By: Kirstie Jones
Whether you’re planning to advertise in The Equine Chronicle or simply archiving memories as art in your home, it’s essential to book a portrait session for you and your horse. Your horse means the world to you. He is a teammate, a partner, and a member of the family. Documenting your relationship will guarantee that you have memories to cherish for generations to come!
So, where to start?
It’s important to choose a photographer who specializes in equine photography. Do your research on professionals in the industry and make sure that their style and personality match yours. It may be beneficial if the photographer is located near your horse to avoid additional travel fees. However, many photographers are willing to travel, and do so often.
Hiring a photographer is an investment, and the return appreciates exponentially over time. Get a strong understanding of the package you are purchasing before you book a photo session.
Things to consider:
• Does the fee only include the time during the session?
• Does the fee include a print credit?
• Does the fee include the printing rights to the photos?
• Can you use the photos in advertisements or do you need to pay extra?
• Can you post the photos to social media sites?
• Will the photographer bring an assistant?
Setting expectations and understanding the package you purchase from your photographer is a critical step in making sure you are thrilled with the results from your session. Ask how far out the photographer books in advance, and pay your deposit to secure your date.
Already booked your session? Great! Now it’s time to…
Go shopping- You don’t need to buy all new clothes; you can go shopping in your own closet! Get together a mix of outfits to keep your options open. Collect some bright pieces, some neutral pieces, lots of layers, and lots of jewelry. “Shop” through Pinterest, The Equine Chronicle, and fashion blogs to get a sense of what types of outfits photograph well and wear something that reflects your personal style, personality, and your horse’s coat color. Get three to six outfit variations prepared. If you’re having a hard time deciding which outfit to wear, talk to your photographer! The most important thing is to feel comfortable and confident in your clothing.
Think about posing– It’s your photographer’s job to pose you. However, they aren’t mind-readers! If you have something in mind that you are dying to try – tell them! Start a Pinterest board that you can share with your photographer before the shoot to make sure everyone is on the same page.
What time of day? Talk to your photographer, because they will likely have a preference. The word photography is derived from Greek roots which mean “drawing with light.” The light source, location, and time of day all factor into the final image you will receive. Some photographers prefer to shoot in the afternoon when the light is strong. Others prefer to shoot near sunset when the light is softer. If the sun isn’t shining – don’t fret! Overcast weather produces beautiful photographs because the sun is diffused into even light.
Practice makes perfect- Spend time thinking about the look you’re hoping to achieve with your session and prepare to make that a reality.
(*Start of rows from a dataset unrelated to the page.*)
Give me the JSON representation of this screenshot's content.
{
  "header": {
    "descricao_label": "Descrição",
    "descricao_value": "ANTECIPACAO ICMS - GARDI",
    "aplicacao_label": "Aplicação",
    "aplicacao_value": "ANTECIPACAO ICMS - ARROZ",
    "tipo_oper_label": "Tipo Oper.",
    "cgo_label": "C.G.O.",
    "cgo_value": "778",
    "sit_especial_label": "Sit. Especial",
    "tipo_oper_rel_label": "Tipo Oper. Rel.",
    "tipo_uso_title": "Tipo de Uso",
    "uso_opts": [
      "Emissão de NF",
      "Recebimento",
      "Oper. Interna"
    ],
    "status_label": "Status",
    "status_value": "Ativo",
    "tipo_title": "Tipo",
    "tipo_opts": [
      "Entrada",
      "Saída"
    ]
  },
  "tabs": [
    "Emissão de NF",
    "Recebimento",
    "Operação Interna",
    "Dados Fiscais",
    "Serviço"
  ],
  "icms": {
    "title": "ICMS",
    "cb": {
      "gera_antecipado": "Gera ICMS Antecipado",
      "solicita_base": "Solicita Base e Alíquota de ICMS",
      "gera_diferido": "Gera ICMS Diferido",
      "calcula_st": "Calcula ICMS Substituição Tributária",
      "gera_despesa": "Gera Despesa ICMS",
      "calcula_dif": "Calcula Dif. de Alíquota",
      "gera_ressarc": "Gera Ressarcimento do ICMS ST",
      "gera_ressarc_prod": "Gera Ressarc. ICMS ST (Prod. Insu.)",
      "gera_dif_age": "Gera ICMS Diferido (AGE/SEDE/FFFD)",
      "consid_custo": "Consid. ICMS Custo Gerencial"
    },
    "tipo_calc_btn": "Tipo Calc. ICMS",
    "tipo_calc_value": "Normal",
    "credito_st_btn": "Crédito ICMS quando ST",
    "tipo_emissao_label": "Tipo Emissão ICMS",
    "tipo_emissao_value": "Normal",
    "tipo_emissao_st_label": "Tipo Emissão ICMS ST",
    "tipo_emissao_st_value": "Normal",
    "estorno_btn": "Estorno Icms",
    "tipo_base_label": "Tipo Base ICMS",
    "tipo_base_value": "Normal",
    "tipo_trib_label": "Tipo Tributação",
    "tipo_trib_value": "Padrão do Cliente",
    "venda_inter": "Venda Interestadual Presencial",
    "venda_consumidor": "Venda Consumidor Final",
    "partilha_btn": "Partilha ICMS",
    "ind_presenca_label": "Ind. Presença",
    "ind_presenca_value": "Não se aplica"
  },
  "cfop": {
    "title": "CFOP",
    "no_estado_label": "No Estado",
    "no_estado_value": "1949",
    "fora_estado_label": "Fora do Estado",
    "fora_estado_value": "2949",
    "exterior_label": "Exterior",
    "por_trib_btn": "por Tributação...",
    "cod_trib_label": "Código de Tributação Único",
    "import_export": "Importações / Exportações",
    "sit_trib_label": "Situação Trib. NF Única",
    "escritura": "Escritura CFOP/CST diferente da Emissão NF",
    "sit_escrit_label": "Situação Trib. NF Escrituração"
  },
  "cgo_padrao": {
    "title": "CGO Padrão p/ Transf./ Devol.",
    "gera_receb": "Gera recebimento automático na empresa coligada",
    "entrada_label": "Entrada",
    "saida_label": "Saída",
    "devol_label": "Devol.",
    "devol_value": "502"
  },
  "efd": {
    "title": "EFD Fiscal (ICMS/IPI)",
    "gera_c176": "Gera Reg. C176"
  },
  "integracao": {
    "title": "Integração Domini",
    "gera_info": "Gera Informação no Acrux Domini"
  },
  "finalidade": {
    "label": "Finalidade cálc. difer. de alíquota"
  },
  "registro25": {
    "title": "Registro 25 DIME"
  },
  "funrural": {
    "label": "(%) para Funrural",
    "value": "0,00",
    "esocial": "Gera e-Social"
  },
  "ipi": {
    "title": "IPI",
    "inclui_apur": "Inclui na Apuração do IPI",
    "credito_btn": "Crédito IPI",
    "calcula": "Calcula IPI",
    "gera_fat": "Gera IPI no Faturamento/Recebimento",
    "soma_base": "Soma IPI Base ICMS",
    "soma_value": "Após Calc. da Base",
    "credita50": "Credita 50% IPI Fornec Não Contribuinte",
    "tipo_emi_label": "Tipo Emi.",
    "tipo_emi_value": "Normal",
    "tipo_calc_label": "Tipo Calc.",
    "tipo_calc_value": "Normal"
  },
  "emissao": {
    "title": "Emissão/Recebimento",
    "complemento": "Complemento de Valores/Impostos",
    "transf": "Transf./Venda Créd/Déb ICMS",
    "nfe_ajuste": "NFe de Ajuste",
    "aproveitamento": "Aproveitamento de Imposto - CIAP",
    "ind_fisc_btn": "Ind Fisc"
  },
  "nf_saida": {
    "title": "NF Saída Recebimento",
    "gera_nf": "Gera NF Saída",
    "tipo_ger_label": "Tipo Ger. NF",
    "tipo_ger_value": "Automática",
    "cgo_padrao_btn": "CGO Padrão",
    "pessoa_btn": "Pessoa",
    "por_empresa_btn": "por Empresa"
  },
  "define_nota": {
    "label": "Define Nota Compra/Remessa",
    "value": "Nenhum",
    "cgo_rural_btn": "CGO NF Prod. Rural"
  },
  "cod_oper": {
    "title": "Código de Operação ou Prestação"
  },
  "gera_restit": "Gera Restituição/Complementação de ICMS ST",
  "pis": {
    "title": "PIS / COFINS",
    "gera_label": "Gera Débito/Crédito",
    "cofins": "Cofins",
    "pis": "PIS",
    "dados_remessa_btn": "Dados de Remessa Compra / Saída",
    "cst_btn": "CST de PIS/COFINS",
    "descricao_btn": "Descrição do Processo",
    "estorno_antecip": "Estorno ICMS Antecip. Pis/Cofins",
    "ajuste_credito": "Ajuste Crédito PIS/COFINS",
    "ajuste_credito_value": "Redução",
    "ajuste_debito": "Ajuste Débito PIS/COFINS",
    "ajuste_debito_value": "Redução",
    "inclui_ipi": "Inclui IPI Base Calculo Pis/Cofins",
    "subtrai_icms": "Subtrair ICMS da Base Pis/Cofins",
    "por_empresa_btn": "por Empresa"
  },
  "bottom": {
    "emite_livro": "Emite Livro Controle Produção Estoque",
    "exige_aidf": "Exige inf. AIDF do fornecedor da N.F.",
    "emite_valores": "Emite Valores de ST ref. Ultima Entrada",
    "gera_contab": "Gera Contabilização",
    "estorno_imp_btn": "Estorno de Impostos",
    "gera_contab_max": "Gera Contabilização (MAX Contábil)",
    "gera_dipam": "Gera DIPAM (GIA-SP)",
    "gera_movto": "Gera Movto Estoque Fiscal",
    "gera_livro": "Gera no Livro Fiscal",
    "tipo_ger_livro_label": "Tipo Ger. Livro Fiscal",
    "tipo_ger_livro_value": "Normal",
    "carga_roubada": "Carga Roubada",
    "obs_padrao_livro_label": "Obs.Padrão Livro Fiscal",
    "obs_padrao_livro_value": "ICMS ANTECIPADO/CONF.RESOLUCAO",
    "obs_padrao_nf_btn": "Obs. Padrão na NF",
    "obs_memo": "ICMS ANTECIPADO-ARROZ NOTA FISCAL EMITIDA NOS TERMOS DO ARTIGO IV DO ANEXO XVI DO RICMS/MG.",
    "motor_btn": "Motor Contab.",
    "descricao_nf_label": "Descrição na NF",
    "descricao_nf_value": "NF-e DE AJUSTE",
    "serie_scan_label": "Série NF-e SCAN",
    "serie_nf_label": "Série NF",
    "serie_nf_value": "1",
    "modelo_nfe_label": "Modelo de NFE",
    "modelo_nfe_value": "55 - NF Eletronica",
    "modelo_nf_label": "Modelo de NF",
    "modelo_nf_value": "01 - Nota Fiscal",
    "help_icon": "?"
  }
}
If you’d love bareback loping pictures or posing with your horse bridleless, it’s probably a good idea to practice those skills beforehand in the same location as the shoot. Practicing beforehand will help ensure that everyone is comfortable and ready for your session. Plus, you may even learn a few tricks for getting your horse’s ears forward during the process.
Get everything ready- Treat yourself to a manicure/pedicure, because the camera lens sees everything! Avoid spray tans if you can, unless you’re confident that it will give you an even tan. Prepare your horse like you would for a horse show. Pull out the tack you want to use and make sure it’s clean. Decide what tack you want photographed: show halters, show bridles, show saddles, etc. Just like prepping for a horse show, go ahead and bathe, band, and spot clean your horse. Your outfits should be laid out and ironed the night before.
The Day of the Shoot
Be early– Get to the barn with plenty of time to spare and bring extra hands for help. Your photographer should bring an assistant to the shoot to help get your horse’s ears forward, but it’s always helpful to have more hands to keep you and your horse looking flawless. Just like your horse show arena bag is filled with fly spray, a tail brush, lip gloss, and hand towels, you should have a photo bag with the same necessities!
Get your horse ready first- Longe them down for a long while. Horses always get more energy when they are out in the field and in front of the camera lens! Once they are tired, start getting them ready, just like you would for a horse show with hoof polish, bands, Pepi spray, and face polish. Once your horse is looking gorgeous, tie him up in his stall and get yourself ready. Do your hair and makeup, eat a snack, and put on your first outfit.
When the photographer arrives, just relax; laugh, smile, and let go. The most important part of a portrait session is to have fun. This is the time to kiss your pony, cuddle with your trusty steed, feel “Kate Upton” beautiful, and reflect on how much this horse means to you.
Enjoy your photos!
Kirstie Jones owns Kirstie Marie Photography, a fine art equine photography studio located in Dallas, Texas. You may recognize many of her stylish shots as they have appeared within the pages of The Equine Chronicle.